All Of Me is the headline show at this year’s Scottish Mental Health Arts Festival. Winner of the Mental Health Fringe Award in 2019, it is finally on tour across the UK and will be showing at the Tron Theatre in Glasgow with SMHAF this Thursday to Saturday.
Written and performed by Olivier Award nominee Caroline Horton, it is an intimate and absurd exploration of wanting to live, wanting to die and what can happen if we sit together with the dark. Grudgingly hopeful, occasionally funny, Caroline reunites with director Alex Swift (Mess) to bring you an unapologetically dark show about dark things.
Caroline spoke to us ahead of the show coming to Glasgow this week.
How are you feeling about being back in front of audiences after two years of lockdown?
It’s amazing. I feel very grateful to be finally touring this show that we opened in 2019. And I’d really missed performing.
I mean, my relationship with the show has definitely shifted because how could it not have? Because the world has changed and also my small world has changed because I had a kid last year.
All of Me had a hugely positive response in 2019. Have there been particular reactions that have stayed with you?
I was surprised in a way that this dark, strange, sad (occasionally also funny btw) and extremely personal show had such a positive response when we opened in Edinburgh. I think I expected it to be more marmite.
And personally, some artists I really really admire came to see it in Edinburgh and loved it which meant an enormous amount. Also I remember when Holly Williams’ 5 star review in The Independent came out – I think it was our first review – and I was so glad it had been deeply understood in the way I’d wanted it to be.
More recently a couple of people have come to see it and then come again two weeks later which feels like the biggest compliment.

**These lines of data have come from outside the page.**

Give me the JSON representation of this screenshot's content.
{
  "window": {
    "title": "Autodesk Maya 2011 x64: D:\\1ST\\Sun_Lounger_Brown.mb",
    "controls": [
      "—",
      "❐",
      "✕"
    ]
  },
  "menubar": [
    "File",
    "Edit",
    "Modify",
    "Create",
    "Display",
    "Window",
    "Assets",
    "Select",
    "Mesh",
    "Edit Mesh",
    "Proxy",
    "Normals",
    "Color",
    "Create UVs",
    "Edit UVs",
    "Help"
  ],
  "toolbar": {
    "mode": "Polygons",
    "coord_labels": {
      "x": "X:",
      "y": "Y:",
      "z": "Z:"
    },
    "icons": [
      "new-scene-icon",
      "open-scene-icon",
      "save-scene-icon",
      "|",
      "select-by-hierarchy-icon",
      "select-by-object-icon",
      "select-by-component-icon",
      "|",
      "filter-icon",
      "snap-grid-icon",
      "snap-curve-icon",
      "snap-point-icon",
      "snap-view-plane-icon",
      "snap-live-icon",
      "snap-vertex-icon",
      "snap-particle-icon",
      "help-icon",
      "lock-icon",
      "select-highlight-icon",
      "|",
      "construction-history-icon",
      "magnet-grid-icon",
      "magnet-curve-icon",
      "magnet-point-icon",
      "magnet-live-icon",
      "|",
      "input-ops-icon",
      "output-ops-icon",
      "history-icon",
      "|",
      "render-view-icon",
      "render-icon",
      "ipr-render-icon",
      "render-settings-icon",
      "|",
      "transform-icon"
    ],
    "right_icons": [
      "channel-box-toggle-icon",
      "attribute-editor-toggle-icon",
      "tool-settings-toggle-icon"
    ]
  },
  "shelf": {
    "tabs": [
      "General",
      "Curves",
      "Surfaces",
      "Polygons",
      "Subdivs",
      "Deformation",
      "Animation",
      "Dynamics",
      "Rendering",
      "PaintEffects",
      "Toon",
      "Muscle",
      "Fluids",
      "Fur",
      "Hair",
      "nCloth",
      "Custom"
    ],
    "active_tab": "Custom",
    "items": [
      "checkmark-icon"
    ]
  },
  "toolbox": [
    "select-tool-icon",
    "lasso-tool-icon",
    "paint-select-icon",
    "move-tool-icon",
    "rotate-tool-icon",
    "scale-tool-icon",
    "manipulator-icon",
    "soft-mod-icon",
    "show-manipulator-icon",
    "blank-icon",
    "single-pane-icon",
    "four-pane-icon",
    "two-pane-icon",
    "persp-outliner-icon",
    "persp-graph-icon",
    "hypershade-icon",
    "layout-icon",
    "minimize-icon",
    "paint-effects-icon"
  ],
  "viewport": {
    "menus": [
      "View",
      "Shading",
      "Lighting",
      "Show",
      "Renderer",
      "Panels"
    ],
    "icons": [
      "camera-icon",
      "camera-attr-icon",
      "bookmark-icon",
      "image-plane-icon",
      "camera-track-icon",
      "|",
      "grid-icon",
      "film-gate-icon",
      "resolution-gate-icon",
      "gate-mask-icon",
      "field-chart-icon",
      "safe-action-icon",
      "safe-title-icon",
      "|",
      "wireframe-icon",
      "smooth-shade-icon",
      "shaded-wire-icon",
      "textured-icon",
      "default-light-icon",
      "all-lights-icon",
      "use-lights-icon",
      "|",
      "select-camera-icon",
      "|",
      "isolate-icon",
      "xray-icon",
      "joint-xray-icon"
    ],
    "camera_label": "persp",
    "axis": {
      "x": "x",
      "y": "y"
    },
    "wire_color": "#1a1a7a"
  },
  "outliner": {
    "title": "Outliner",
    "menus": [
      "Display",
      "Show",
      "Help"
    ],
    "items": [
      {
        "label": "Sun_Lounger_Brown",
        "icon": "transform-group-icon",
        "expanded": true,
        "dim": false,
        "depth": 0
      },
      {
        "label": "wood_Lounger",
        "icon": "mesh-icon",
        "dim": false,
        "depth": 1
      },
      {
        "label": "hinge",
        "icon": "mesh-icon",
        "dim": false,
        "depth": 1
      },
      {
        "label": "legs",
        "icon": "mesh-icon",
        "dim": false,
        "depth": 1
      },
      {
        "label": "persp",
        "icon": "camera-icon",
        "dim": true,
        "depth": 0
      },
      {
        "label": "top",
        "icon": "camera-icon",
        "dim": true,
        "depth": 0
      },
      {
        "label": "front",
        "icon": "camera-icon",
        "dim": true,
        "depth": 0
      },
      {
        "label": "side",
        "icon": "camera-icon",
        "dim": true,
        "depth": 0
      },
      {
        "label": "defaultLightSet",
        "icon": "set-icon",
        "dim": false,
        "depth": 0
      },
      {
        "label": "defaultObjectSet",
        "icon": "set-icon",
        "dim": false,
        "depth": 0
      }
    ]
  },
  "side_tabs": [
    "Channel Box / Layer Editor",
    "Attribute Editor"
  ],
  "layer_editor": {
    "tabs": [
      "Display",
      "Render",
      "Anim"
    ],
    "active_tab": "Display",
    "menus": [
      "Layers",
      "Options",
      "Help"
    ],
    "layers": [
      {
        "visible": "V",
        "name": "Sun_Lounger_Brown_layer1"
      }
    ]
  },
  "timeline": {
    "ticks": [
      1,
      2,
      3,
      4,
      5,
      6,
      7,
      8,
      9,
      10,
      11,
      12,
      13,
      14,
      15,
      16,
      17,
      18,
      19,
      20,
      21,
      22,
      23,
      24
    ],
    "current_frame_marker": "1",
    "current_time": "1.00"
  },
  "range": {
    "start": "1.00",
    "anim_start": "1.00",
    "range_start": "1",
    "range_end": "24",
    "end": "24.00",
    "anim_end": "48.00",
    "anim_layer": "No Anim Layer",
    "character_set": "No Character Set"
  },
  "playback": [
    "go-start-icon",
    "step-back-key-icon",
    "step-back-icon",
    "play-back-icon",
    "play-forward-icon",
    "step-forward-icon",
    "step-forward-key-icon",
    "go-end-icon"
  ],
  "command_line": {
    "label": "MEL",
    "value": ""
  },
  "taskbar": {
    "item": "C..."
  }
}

Sometimes when people close to me see it they feel worried so that can be complicated but I am actually very safe within the shape of the show.
One of the most powerful things about All of Me is its refusal to provide a hopeful or reassuring resolution to a story about living with depression – the show even begins with a series of apologies about how bleak it’s going to be. Can you talk a bit about why you took that approach? You did something similar in Mess.
It just feels true – since making Mess ten years ago – I have been really really keen to complicate the ideas around recovery, especially in relation to mental health. And I believe it more the older I get that I can hold a big darkness and a big light at the same time and that that is ok.
How do you look after your mental health while performing a show like this?
Since 2013 I have worked with an Artist Wellbeing Practitioner – Lou Platt – she is available to the team during the making and then when touring work. She provides a space to help contain anything that’s feeling hard – and often helps open up the material too – it feels like a cross between therapy and dramaturgy.
The past few years have seen a conspicuous increase in the number of theatre shows in which artists explicitly address their own mental health; our 2019 Mental Health Fringe Award shortlist also featured powerful, sometimes harrowing work by Bryony Kimmings and Richard Gadd. How do you feel about this development?
I think these stories help people feel less alone as well as being great pieces of art. And slowly our collective shame is diminished. It’s just human experience after all.
Do you feel differently about this show after two years away from it – two years which have presented all kinds of new challenges to everyone’s mental health? Do you think you would have made it differently now?
Yeah like I said before, the wider world’s changed and my world’s changed so yes, it’d be different I’m sure, but when me and the director, Alex Swift, came back to it in January this year, it still made sense to us and moved us and so on. We decided to acknowledge that it was made pre-pandemic in the opening – and that I am renegotiating my relationship with the show now in 2022. But the show was always built from cast off versions of itself as my mental health waxed and waned during the making process, so that idea of returning to it and shifting my relationship with it was already built in.
Lockdown has made a lot of people reassess the way they live and work. How has it been for you?
Having a kid has changed things of course but I was already working more from home because of the pandemic. I’m glad that now I’m mixing up the writing and Zoom work with in person and performance work again – I like the mix. I’ve also gone back to studying – restarting my psychotherapy training – which I am loving although it’s a long journey.
What are you doing next?
I’m slowly slowly making a show about motherhood whilst working on other people’s projects mainly either as a director or writer. I do more and more mentoring work with artists too, which I really love.
All Of Me is showing at the Tron Theate, Glasgow from Thursday 19 to Saturday 21 May at 7.30pm. Tickets are £19 / £16 / £14.50. Book at tron.co.uk/shows/all-of-me or call the box office on 0141 552 4267.
Image Credit: Ed Collier